_RECORDS TO USE:_
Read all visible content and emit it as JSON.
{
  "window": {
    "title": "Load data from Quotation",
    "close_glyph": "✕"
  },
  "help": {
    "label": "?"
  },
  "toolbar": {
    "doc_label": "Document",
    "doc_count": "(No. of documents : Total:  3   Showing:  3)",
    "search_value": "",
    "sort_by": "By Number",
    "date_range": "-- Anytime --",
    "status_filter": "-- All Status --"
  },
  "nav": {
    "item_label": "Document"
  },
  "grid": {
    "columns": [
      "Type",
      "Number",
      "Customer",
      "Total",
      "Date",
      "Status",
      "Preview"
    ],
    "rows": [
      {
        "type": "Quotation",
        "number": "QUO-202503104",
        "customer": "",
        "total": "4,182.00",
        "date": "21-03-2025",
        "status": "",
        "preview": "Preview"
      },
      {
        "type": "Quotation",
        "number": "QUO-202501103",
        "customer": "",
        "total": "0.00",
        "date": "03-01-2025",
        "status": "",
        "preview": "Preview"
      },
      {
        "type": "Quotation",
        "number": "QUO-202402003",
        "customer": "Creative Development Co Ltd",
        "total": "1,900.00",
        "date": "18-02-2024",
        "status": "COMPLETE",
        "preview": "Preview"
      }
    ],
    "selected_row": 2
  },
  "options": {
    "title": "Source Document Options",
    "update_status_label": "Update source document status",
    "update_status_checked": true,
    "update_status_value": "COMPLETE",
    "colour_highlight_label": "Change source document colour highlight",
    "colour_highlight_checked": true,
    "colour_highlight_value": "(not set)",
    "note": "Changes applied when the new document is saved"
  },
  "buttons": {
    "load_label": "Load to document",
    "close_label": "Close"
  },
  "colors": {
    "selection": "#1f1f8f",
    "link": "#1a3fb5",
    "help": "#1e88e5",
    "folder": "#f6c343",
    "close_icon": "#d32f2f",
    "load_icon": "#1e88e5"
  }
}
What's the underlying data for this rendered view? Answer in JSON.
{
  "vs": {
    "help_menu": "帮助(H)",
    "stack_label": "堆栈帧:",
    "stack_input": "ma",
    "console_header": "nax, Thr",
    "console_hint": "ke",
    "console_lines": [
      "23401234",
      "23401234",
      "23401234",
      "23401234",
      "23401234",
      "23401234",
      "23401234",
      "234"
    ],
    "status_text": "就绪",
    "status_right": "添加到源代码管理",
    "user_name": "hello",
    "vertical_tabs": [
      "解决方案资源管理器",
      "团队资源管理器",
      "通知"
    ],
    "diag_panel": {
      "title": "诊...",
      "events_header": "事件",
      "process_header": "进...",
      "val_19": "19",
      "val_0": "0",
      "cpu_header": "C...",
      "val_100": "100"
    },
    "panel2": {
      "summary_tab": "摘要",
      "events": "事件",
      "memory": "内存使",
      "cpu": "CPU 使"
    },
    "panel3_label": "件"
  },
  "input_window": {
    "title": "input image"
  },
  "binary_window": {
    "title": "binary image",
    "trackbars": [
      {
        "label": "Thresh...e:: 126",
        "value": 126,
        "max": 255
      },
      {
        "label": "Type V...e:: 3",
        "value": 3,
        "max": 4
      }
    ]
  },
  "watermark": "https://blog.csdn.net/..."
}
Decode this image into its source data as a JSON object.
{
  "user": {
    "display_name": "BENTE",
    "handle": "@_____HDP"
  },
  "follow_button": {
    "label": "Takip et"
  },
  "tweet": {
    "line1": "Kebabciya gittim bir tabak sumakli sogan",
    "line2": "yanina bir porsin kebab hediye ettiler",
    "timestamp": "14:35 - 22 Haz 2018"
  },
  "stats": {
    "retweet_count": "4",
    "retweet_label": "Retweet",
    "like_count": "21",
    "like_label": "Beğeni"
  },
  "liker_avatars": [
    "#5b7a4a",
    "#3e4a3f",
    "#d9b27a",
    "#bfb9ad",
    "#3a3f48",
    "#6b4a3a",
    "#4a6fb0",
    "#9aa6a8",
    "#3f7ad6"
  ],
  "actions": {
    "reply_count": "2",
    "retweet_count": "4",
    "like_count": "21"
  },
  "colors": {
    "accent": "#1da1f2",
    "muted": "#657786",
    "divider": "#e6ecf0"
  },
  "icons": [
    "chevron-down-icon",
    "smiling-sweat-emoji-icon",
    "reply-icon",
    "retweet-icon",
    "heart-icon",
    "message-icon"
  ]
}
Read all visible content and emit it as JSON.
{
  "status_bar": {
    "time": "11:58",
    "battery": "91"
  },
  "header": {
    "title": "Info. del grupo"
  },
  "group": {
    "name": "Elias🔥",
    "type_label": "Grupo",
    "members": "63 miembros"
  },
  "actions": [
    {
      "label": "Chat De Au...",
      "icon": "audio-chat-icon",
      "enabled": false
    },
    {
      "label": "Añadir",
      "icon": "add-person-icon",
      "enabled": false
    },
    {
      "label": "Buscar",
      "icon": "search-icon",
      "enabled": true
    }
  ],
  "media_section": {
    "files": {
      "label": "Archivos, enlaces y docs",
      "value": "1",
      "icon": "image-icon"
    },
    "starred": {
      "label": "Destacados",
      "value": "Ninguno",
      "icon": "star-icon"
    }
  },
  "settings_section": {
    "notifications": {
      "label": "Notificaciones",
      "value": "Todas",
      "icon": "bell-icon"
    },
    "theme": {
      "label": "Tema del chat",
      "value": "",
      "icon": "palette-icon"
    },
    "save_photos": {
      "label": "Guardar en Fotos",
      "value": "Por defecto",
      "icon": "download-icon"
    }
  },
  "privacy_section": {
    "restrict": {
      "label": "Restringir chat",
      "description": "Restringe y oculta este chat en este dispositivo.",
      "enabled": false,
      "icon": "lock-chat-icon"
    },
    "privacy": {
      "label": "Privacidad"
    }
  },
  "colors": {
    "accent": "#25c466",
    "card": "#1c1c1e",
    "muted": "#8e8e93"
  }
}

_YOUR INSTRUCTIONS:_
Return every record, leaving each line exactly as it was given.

_FINISHED EXERCISE:_
Read all visible content and emit it as JSON.
{
  "window": {
    "title": "Load data from Quotation",
    "close_glyph": "✕"
  },
  "help": {
    "label": "?"
  },
  "toolbar": {
    "doc_label": "Document",
    "doc_count": "(No. of documents : Total:  3   Showing:  3)",
    "search_value": "",
    "sort_by": "By Number",
    "date_range": "-- Anytime --",
    "status_filter": "-- All Status --"
  },
  "nav": {
    "item_label": "Document"
  },
  "grid": {
    "columns": [
      "Type",
      "Number",
      "Customer",
      "Total",
      "Date",
      "Status",
      "Preview"
    ],
    "rows": [
      {
        "type": "Quotation",
        "number": "QUO-202503104",
        "customer": "",
        "total": "4,182.00",
        "date": "21-03-2025",
        "status": "",
        "preview": "Preview"
      },
      {
        "type": "Quotation",
        "number": "QUO-202501103",
        "customer": "",
        "total": "0.00",
        "date": "03-01-2025",
        "status": "",
        "preview": "Preview"
      },
      {
        "type": "Quotation",
        "number": "QUO-202402003",
        "customer": "Creative Development Co Ltd",
        "total": "1,900.00",
        "date": "18-02-2024",
        "status": "COMPLETE",
        "preview": "Preview"
      }
    ],
    "selected_row": 2
  },
  "options": {
    "title": "Source Document Options",
    "update_status_label": "Update source document status",
    "update_status_checked": true,
    "update_status_value": "COMPLETE",
    "colour_highlight_label": "Change source document colour highlight",
    "colour_highlight_checked": true,
    "colour_highlight_value": "(not set)",
    "note": "Changes applied when the new document is saved"
  },
  "buttons": {
    "load_label": "Load to document",
    "close_label": "Close"
  },
  "colors": {
    "selection": "#1f1f8f",
    "link": "#1a3fb5",
    "help": "#1e88e5",
    "folder": "#f6c343",
    "close_icon": "#d32f2f",
    "load_icon": "#1e88e5"
  }
}
What's the underlying data for this rendered view? Answer in JSON.
{
  "vs": {
    "help_menu": "帮助(H)",
    "stack_label": "堆栈帧:",
    "stack_input": "ma",
    "console_header": "nax, Thr",
    "console_hint": "ke",
    "console_lines": [
      "23401234",
      "23401234",
      "23401234",
      "23401234",
      "23401234",
      "23401234",
      "23401234",
      "234"
    ],
    "status_text": "就绪",
    "status_right": "添加到源代码管理",
    "user_name": "hello",
    "vertical_tabs": [
      "解决方案资源管理器",
      "团队资源管理器",
      "通知"
    ],
    "diag_panel": {
      "title": "诊...",
      "events_header": "事件",
      "process_header": "进...",
      "val_19": "19",
      "val_0": "0",
      "cpu_header": "C...",
      "val_100": "100"
    },
    "panel2": {
      "summary_tab": "摘要",
      "events": "事件",
      "memory": "内存使",
      "cpu": "CPU 使"
    },
    "panel3_label": "件"
  },
  "input_window": {
    "title": "input image"
  },
  "binary_window": {
    "title": "binary image",
    "trackbars": [
      {
        "label": "Thresh...e:: 126",
        "value": 126,
        "max": 255
      },
      {
        "label": "Type V...e:: 3",
        "value": 3,
        "max": 4
      }
    ]
  },
  "watermark": "https://blog.csdn.net/..."
}
Decode this image into its source data as a JSON object.
{
  "user": {
    "display_name": "BENTE",
    "handle": "@_____HDP"
  },
  "follow_button": {
    "label": "Takip et"
  },
  "tweet": {
    "line1": "Kebabciya gittim bir tabak sumakli sogan",
    "line2": "yanina bir porsin kebab hediye ettiler",
    "timestamp": "14:35 - 22 Haz 2018"
  },
  "stats": {
    "retweet_count": "4",
    "retweet_label": "Retweet",
    "like_count": "21",
    "like_label": "Beğeni"
  },
  "liker_avatars": [
    "#5b7a4a",
    "#3e4a3f",
    "#d9b27a",
    "#bfb9ad",
    "#3a3f48",
    "#6b4a3a",
    "#4a6fb0",
    "#9aa6a8",
    "#3f7ad6"
  ],
  "actions": {
    "reply_count": "2",
    "retweet_count": "4",
    "like_count": "21"
  },
  "colors": {
    "accent": "#1da1f2",
    "muted": "#657786",
    "divider": "#e6ecf0"
  },
  "icons": [
    "chevron-down-icon",
    "smiling-sweat-emoji-icon",
    "reply-icon",
    "retweet-icon",
    "heart-icon",
    "message-icon"
  ]
}
Read all visible content and emit it as JSON.
{
  "status_bar": {
    "time": "11:58",
    "battery": "91"
  },
  "header": {
    "title": "Info. del grupo"
  },
  "group": {
    "name": "Elias🔥",
    "type_label": "Grupo",
    "members": "63 miembros"
  },
  "actions": [
    {
      "label": "Chat De Au...",
      "icon": "audio-chat-icon",
      "enabled": false
    },
    {
      "label": "Añadir",
      "icon": "add-person-icon",
      "enabled": false
    },
    {
      "label": "Buscar",
      "icon": "search-icon",
      "enabled": true
    }
  ],
  "media_section": {
    "files": {
      "label": "Archivos, enlaces y docs",
      "value": "1",
      "icon": "image-icon"
    },
    "starred": {
      "label": "Destacados",
      "value": "Ninguno",
      "icon": "star-icon"
    }
  },
  "settings_section": {
    "notifications": {
      "label": "Notificaciones",
      "value": "Todas",
      "icon": "bell-icon"
    },
    "theme": {
      "label": "Tema del chat",
      "value": "",
      "icon": "palette-icon"
    },
    "save_photos": {
      "label": "Guardar en Fotos",
      "value": "Por defecto",
      "icon": "download-icon"
    }
  },
  "privacy_section": {
    "restrict": {
      "label": "Restringir chat",
      "description": "Restringe y oculta este chat en este dispositivo.",
      "enabled": false,
      "icon": "lock-chat-icon"
    },
    "privacy": {
      "label": "Privacidad"
    }
  },
  "colors": {
    "accent": "#25c466",
    "card": "#1c1c1e",
    "muted": "#8e8e93"
  }
}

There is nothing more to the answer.